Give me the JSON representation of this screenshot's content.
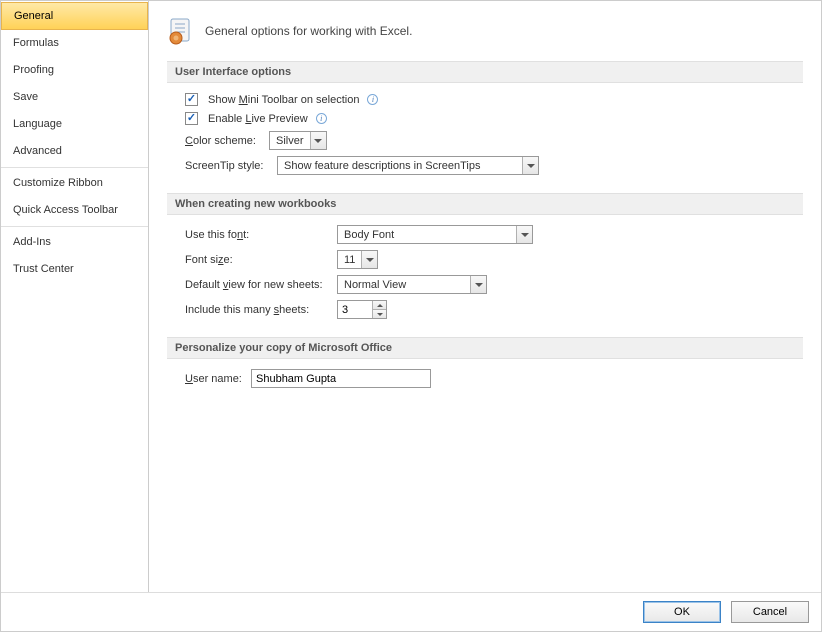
{
  "sidebar": {
    "items": [
      {
        "label": "General",
        "selected": true
      },
      {
        "label": "Formulas"
      },
      {
        "label": "Proofing"
      },
      {
        "label": "Save"
      },
      {
        "label": "Language"
      },
      {
        "label": "Advanced"
      },
      {
        "label": "Customize Ribbon"
      },
      {
        "label": "Quick Access Toolbar"
      },
      {
        "label": "Add-Ins"
      },
      {
        "label": "Trust Center"
      }
    ]
  },
  "header": {
    "text": "General options for working with Excel."
  },
  "sections": {
    "ui": {
      "title": "User Interface options",
      "showMiniToolbar": {
        "checked": true,
        "label_pre": "Show ",
        "label_u": "M",
        "label_post": "ini Toolbar on selection"
      },
      "enableLivePreview": {
        "checked": true,
        "label_pre": "Enable ",
        "label_u": "L",
        "label_post": "ive Preview"
      },
      "colorScheme": {
        "label_u": "C",
        "label_post": "olor scheme:",
        "value": "Silver"
      },
      "screentip": {
        "label": "ScreenTip style:",
        "value": "Show feature descriptions in ScreenTips"
      }
    },
    "newwb": {
      "title": "When creating new workbooks",
      "font": {
        "label_pre": "Use this fo",
        "label_u": "n",
        "label_post": "t:",
        "value": "Body Font"
      },
      "fontSize": {
        "label_pre": "Font si",
        "label_u": "z",
        "label_post": "e:",
        "value": "11"
      },
      "defaultView": {
        "label_pre": "Default ",
        "label_u": "v",
        "label_post": "iew for new sheets:",
        "value": "Normal View"
      },
      "sheetCount": {
        "label_pre": "Include this many ",
        "label_u": "s",
        "label_post": "heets:",
        "value": "3"
      }
    },
    "personalize": {
      "title": "Personalize your copy of Microsoft Office",
      "username": {
        "label_u": "U",
        "label_post": "ser name:",
        "value": "Shubham Gupta"
      }
    }
  },
  "footer": {
    "ok": "OK",
    "cancel": "Cancel"
  }
}
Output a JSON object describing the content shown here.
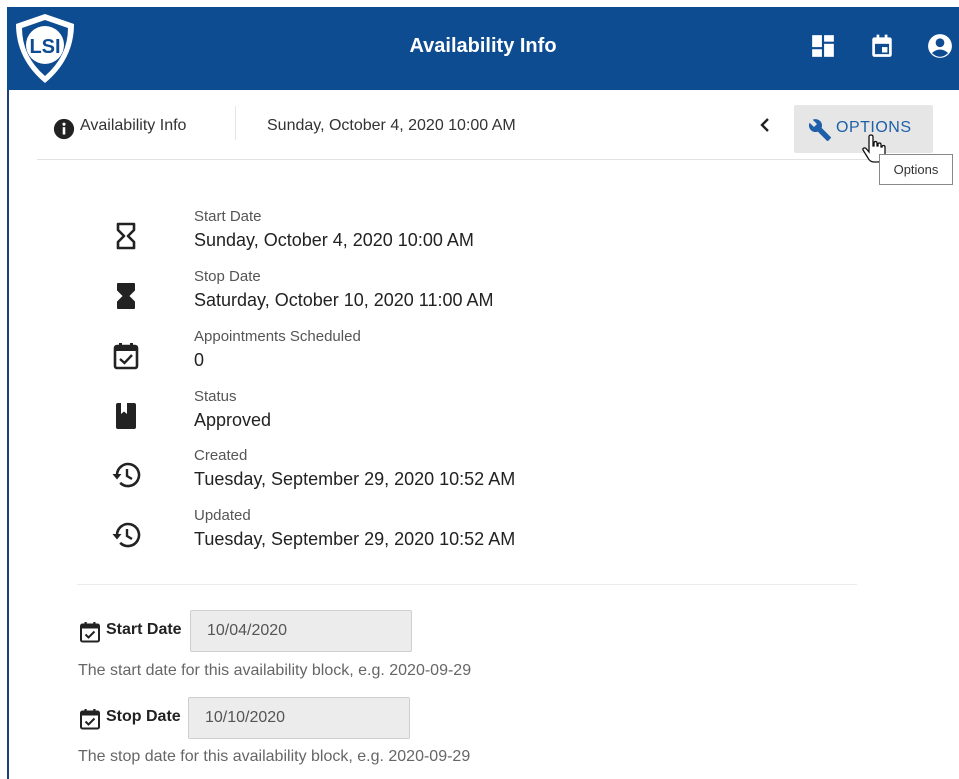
{
  "app": {
    "title": "Availability Info",
    "logo_text": "LSI",
    "colors": {
      "appbar": "#0e4c92",
      "link": "#1d5fa8"
    },
    "icons": [
      "dashboard-icon",
      "calendar-icon",
      "account-circle-icon"
    ]
  },
  "toolbar": {
    "info_label": "Availability Info",
    "date": "Sunday, October 4, 2020 10:00 AM",
    "options_label": "OPTIONS",
    "tooltip": "Options"
  },
  "details": [
    {
      "label": "Start Date",
      "value": "Sunday, October 4, 2020 10:00 AM",
      "icon": "hourglass-empty-icon"
    },
    {
      "label": "Stop Date",
      "value": "Saturday, October 10, 2020 11:00 AM",
      "icon": "hourglass-full-icon"
    },
    {
      "label": "Appointments Scheduled",
      "value": "0",
      "icon": "event-available-icon"
    },
    {
      "label": "Status",
      "value": "Approved",
      "icon": "book-icon"
    },
    {
      "label": "Created",
      "value": "Tuesday, September 29, 2020 10:52 AM",
      "icon": "history-icon"
    },
    {
      "label": "Updated",
      "value": "Tuesday, September 29, 2020 10:52 AM",
      "icon": "history-icon"
    }
  ],
  "form": {
    "start": {
      "label": "Start Date",
      "value": "10/04/2020",
      "help": "The start date for this availability block, e.g. 2020-09-29"
    },
    "stop": {
      "label": "Stop Date",
      "value": "10/10/2020",
      "help": "The stop date for this availability block, e.g. 2020-09-29"
    }
  }
}
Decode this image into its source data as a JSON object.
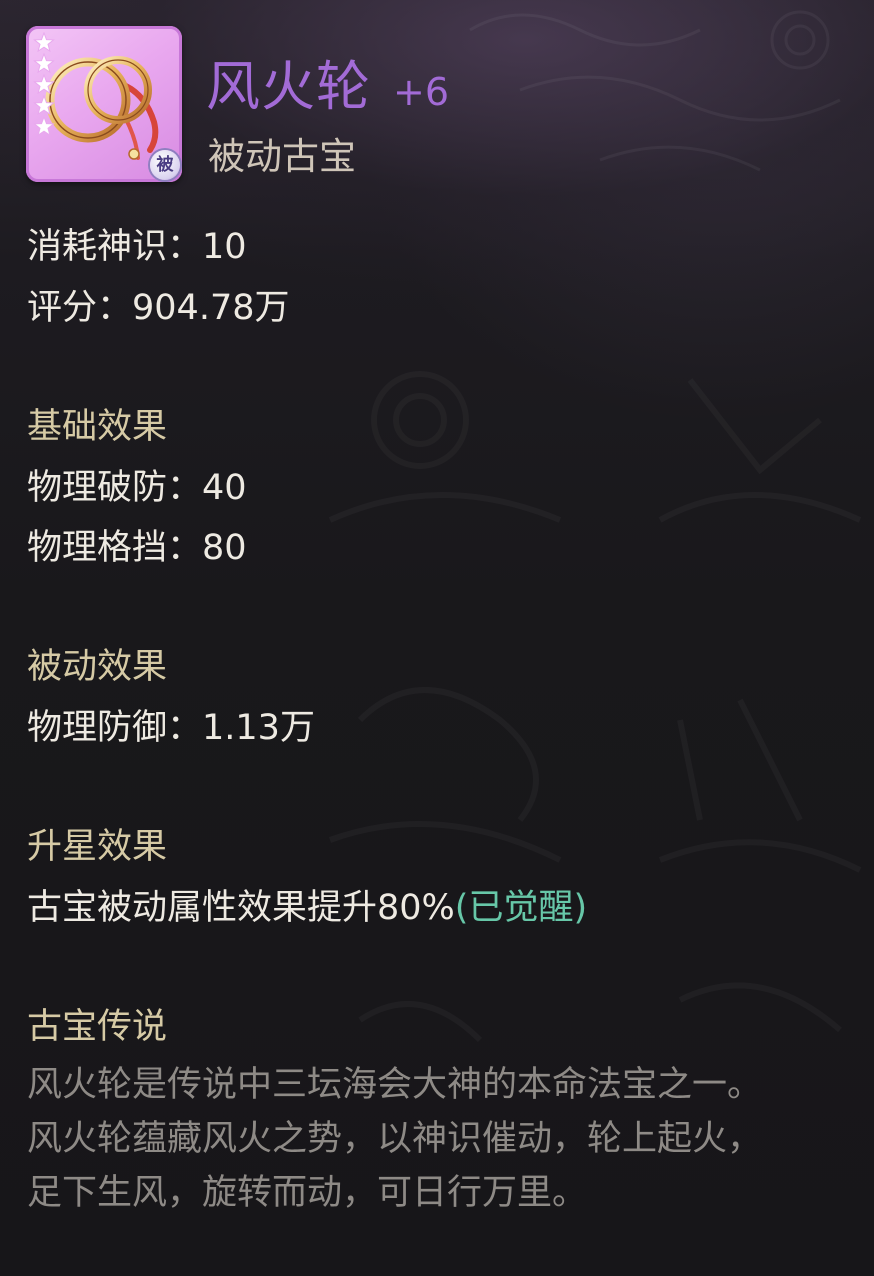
{
  "item": {
    "name": "风火轮",
    "level": "+6",
    "type": "被动古宝",
    "badge": "被",
    "star_count": 5,
    "icon": "wind-fire-wheels-icon"
  },
  "stats": {
    "consume_label": "消耗神识：",
    "consume_value": "10",
    "score_label": "评分：",
    "score_value": "904.78万"
  },
  "basic_effect": {
    "title": "基础效果",
    "lines": [
      {
        "label": "物理破防：",
        "value": "40"
      },
      {
        "label": "物理格挡：",
        "value": "80"
      }
    ]
  },
  "passive_effect": {
    "title": "被动效果",
    "lines": [
      {
        "label": "物理防御：",
        "value": "1.13万"
      }
    ]
  },
  "star_effect": {
    "title": "升星效果",
    "text": "古宝被动属性效果提升80%",
    "status": "(已觉醒)"
  },
  "legend": {
    "title": "古宝传说",
    "lines": [
      "风火轮是传说中三坛海会大神的本命法宝之一。",
      "风火轮蕴藏风火之势，以神识催动，轮上起火，",
      "足下生风，旋转而动，可日行万里。"
    ]
  },
  "colors": {
    "name": "#a26bd6",
    "section_title": "#d6caa5",
    "body_text": "#eeeae2",
    "awakened": "#67c7a8",
    "lore_text": "#8e8a86",
    "icon_frame": "#e9a8ef"
  }
}
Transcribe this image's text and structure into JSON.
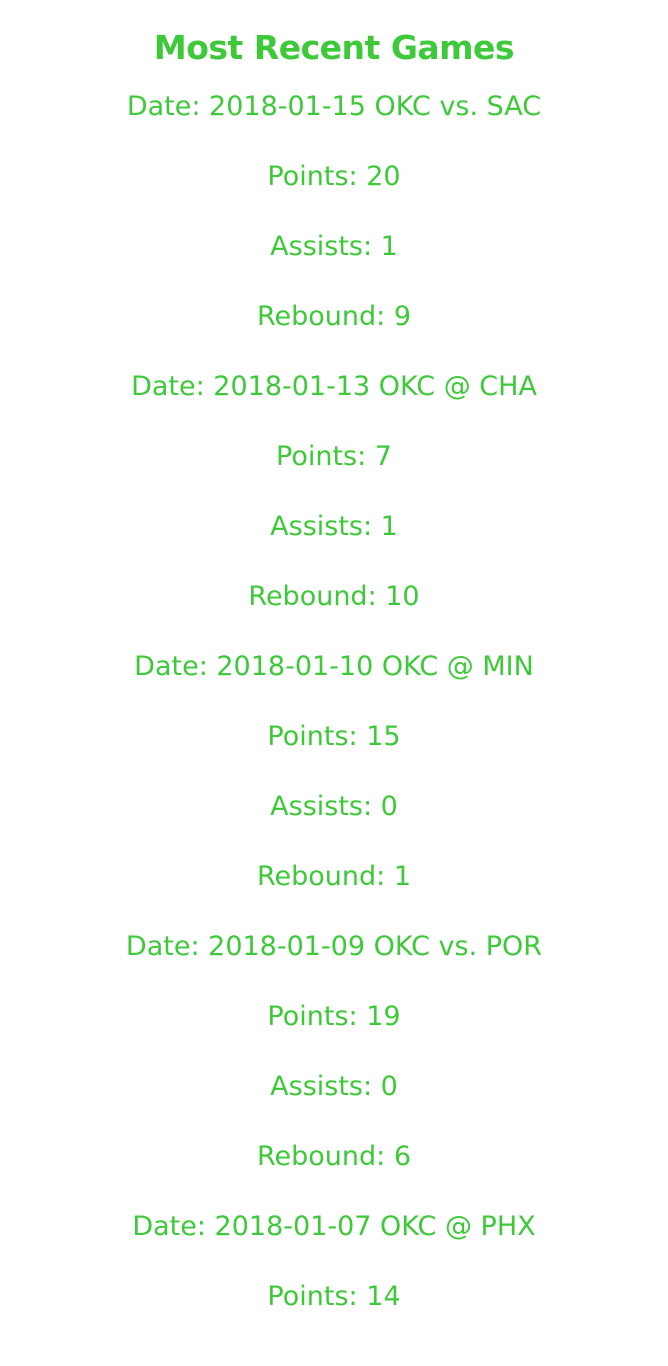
{
  "title": "Most Recent Games",
  "games": [
    {
      "date_line": "Date: 2018-01-15 OKC vs. SAC",
      "points_line": "Points: 20",
      "assists_line": "Assists: 1",
      "rebound_line": "Rebound: 9"
    },
    {
      "date_line": "Date: 2018-01-13 OKC @ CHA",
      "points_line": "Points: 7",
      "assists_line": "Assists: 1",
      "rebound_line": "Rebound: 10"
    },
    {
      "date_line": "Date: 2018-01-10 OKC @ MIN",
      "points_line": "Points: 15",
      "assists_line": "Assists: 0",
      "rebound_line": "Rebound: 1"
    },
    {
      "date_line": "Date: 2018-01-09 OKC vs. POR",
      "points_line": "Points: 19",
      "assists_line": "Assists: 0",
      "rebound_line": "Rebound: 6"
    },
    {
      "date_line": "Date: 2018-01-07 OKC @ PHX",
      "points_line": "Points: 14"
    }
  ],
  "colors": {
    "text": "#3ec93a",
    "background": "#ffffff"
  }
}
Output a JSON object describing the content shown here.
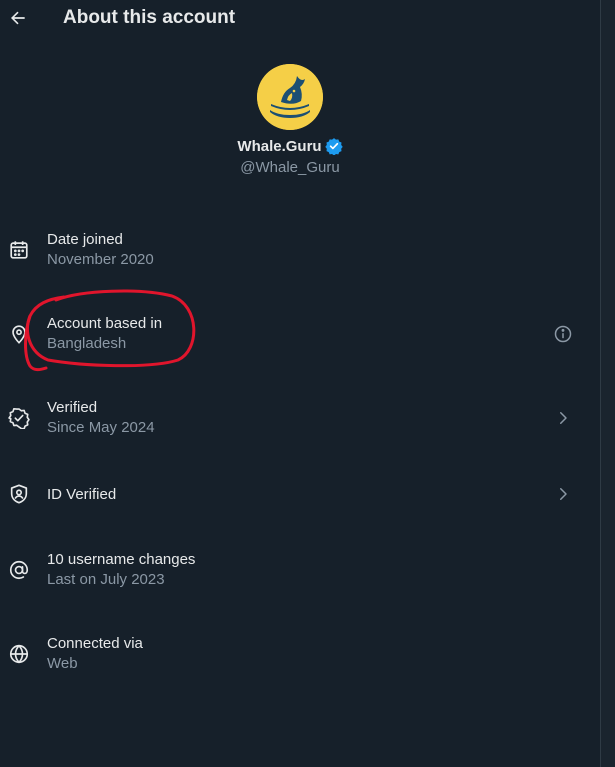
{
  "header": {
    "back_icon": "arrow-left-icon",
    "title": "About this account"
  },
  "profile": {
    "avatar_icon": "whale-logo",
    "avatar_color": "#f5cf47",
    "display_name": "Whale.Guru",
    "verified_icon": "verified-badge-icon",
    "verified_color": "#1d9bf0",
    "handle": "@Whale_Guru"
  },
  "details": [
    {
      "icon": "calendar-icon",
      "label": "Date joined",
      "value": "November 2020"
    },
    {
      "icon": "location-pin-icon",
      "label": "Account based in",
      "value": "Bangladesh",
      "trailing_icon": "info-icon"
    },
    {
      "icon": "verified-check-icon",
      "label": "Verified",
      "value": "Since May 2024",
      "trailing_icon": "chevron-right-icon"
    },
    {
      "icon": "shield-user-icon",
      "label": "ID Verified",
      "trailing_icon": "chevron-right-icon"
    },
    {
      "icon": "at-sign-icon",
      "label": "10 username changes",
      "value": "Last on July 2023"
    },
    {
      "icon": "globe-icon",
      "label": "Connected via",
      "value": "Web"
    }
  ],
  "annotation": {
    "shape": "hand-drawn circle",
    "color": "#e0152c",
    "target": "Account based in"
  },
  "colors": {
    "background": "#16202a",
    "primary_text": "#e7e9ea",
    "secondary_text": "#8b98a5"
  }
}
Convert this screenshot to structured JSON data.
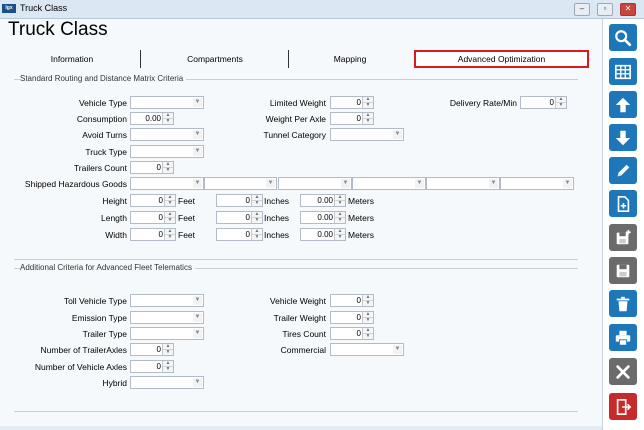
{
  "window": {
    "app_logo": "lgx",
    "title": "Truck Class",
    "minimize": "–",
    "restore": "▫",
    "close": "✕"
  },
  "page": {
    "title": "Truck Class"
  },
  "tabs": [
    {
      "label": "Information"
    },
    {
      "label": "Compartments"
    },
    {
      "label": "Mapping"
    },
    {
      "label": "Advanced Optimization",
      "active": true
    }
  ],
  "section1": {
    "title": "Standard Routing and Distance Matrix Criteria",
    "vehicle_type": {
      "label": "Vehicle Type",
      "value": ""
    },
    "consumption": {
      "label": "Consumption",
      "value": "0.00"
    },
    "avoid_turns": {
      "label": "Avoid Turns",
      "value": ""
    },
    "truck_type": {
      "label": "Truck Type",
      "value": ""
    },
    "trailers_count": {
      "label": "Trailers Count",
      "value": "0"
    },
    "limited_weight": {
      "label": "Limited Weight",
      "value": "0"
    },
    "weight_per_axle": {
      "label": "Weight Per Axle",
      "value": "0"
    },
    "tunnel_category": {
      "label": "Tunnel Category",
      "value": ""
    },
    "delivery_rate": {
      "label": "Delivery Rate/Min",
      "value": "0"
    },
    "shipped_hazardous_goods": {
      "label": "Shipped Hazardous Goods",
      "values": [
        "",
        "",
        "",
        "",
        "",
        "",
        ""
      ]
    },
    "height": {
      "label": "Height",
      "feet": "0",
      "inches": "0",
      "meters": "0.00"
    },
    "length": {
      "label": "Length",
      "feet": "0",
      "inches": "0",
      "meters": "0.00"
    },
    "width": {
      "label": "Width",
      "feet": "0",
      "inches": "0",
      "meters": "0.00"
    },
    "units": {
      "feet": "Feet",
      "inches": "Inches",
      "meters": "Meters"
    }
  },
  "section2": {
    "title": "Additional Criteria for Advanced Fleet Telematics",
    "toll_vehicle_type": {
      "label": "Toll Vehicle Type",
      "value": ""
    },
    "emission_type": {
      "label": "Emission Type",
      "value": ""
    },
    "trailer_type": {
      "label": "Trailer Type",
      "value": ""
    },
    "number_trailer_axles": {
      "label": "Number of TrailerAxles",
      "value": "0"
    },
    "number_vehicle_axles": {
      "label": "Number of Vehicle Axles",
      "value": "0"
    },
    "hybrid": {
      "label": "Hybrid",
      "value": ""
    },
    "vehicle_weight": {
      "label": "Vehicle Weight",
      "value": "0"
    },
    "trailer_weight": {
      "label": "Trailer Weight",
      "value": "0"
    },
    "tires_count": {
      "label": "Tires Count",
      "value": "0"
    },
    "commercial": {
      "label": "Commercial",
      "value": ""
    }
  },
  "toolbar": [
    {
      "icon": "search-icon",
      "color": "#1d77b9"
    },
    {
      "icon": "grid-icon",
      "color": "#1d77b9"
    },
    {
      "icon": "arrow-up-icon",
      "color": "#1d77b9"
    },
    {
      "icon": "arrow-down-icon",
      "color": "#1d77b9"
    },
    {
      "icon": "pencil-icon",
      "color": "#1d77b9"
    },
    {
      "icon": "new-document-icon",
      "color": "#1d77b9"
    },
    {
      "icon": "save-new-icon",
      "color": "#6b6b6b"
    },
    {
      "icon": "save-icon",
      "color": "#6b6b6b"
    },
    {
      "icon": "trash-icon",
      "color": "#1d77b9"
    },
    {
      "icon": "printer-icon",
      "color": "#1d77b9"
    },
    {
      "icon": "close-x-icon",
      "color": "#6b6b6b"
    },
    {
      "icon": "exit-door-icon",
      "color": "#c62a2a"
    }
  ]
}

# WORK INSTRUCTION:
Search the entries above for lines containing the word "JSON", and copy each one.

# COMPLETED TASK:
Give me the JSON representation of this screenshot's content.
Output a JSON object describing the content shown here.
Decode this image into its source data as a JSON object.
Transcribe this image's text and structure into JSON.
Output a JSON object describing the content shown here.
Convert this screenshot to structured JSON data.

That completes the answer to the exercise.